Paris is experimenting with citywide wireless Internet access. Two technology companies have partnered with the agency that runs the Paris subway, the Detroit Free Press reported May 23. In a test run, they erected a dozen antennas outside metro stations this spring, allowing people nearby to go online if they had the right equipment (called Wi-Fi, for wireless fidelity).

Verizon Corp. announced plans in May to install wireless access points throughout New York City for its Internet subscribers, using the wiring from its pay phone network, the Free Press said.

Most homes in Minneapolis are located within six blocks of a park, the Park Board said. Recreation centers near Downtown include Elliott Park, 1000 E. 14th St. and Loring Park, 1382 Willow St. Nicollet Island does not have a recreation center but it does have a pavilion. The new Park Board headquarters is located just northwest of Downtown at 2117 W. River Rd.

Erwin said he has met with Assistant Superintendent of Finance Don Siggelkow, Larry Brandts, head of technology for the park system and a consultant to discuss creating a citywide wireless network. He is also interested in collaborations with the Minneapolis Public Schools, which could add more potential buildings -- and even locate a router on City Hall.

Outstanding questions include the capital and operating costs of the system, whether the existing technology can deliver as promised, what kind of bandwidth the system would need to operate, how many people would be interested in using it and what, if any, conflicts it would create with for profit DSL businesses.

Siggelkow said another issue up for discussion is whether the Park Board would charge for the service and use it to generate revenue or offer it free, paid by the general fund dollars.

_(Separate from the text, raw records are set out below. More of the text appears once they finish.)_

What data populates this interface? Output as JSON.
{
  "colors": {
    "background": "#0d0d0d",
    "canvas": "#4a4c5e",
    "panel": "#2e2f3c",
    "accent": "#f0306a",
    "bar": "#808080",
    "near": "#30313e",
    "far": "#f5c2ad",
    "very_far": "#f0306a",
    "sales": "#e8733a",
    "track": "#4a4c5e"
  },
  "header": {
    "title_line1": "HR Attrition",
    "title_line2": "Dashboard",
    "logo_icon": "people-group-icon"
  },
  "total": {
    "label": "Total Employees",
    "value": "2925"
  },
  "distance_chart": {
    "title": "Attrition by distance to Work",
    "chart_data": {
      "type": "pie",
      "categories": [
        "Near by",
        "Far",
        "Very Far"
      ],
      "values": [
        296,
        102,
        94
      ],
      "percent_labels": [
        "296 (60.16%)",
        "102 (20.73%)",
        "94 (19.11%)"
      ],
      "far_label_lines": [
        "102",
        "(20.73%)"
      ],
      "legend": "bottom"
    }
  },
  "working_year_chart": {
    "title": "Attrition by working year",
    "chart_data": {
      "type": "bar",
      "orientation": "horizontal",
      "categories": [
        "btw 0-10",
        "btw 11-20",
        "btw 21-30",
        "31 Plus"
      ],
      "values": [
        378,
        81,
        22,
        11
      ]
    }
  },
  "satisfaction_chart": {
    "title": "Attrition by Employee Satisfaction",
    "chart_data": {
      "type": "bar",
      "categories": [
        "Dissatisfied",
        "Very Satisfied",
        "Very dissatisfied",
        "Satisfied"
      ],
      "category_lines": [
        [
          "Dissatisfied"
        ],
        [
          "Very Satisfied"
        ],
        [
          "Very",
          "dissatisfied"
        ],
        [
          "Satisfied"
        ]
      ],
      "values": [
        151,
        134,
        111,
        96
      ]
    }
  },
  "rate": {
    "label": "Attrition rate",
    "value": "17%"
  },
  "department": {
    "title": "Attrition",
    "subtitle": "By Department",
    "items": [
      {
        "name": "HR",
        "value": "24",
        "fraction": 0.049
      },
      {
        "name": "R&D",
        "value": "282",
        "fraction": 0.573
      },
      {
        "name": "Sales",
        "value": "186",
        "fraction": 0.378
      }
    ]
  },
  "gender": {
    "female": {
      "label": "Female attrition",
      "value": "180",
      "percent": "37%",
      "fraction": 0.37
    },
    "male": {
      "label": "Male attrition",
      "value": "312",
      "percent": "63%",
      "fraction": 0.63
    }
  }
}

"Our consultant feels if there was a big profit in it, you would see a lot of businesses jumping in," he said.

Brandts said the next steps included a feasibility study and possibly testing a prototype.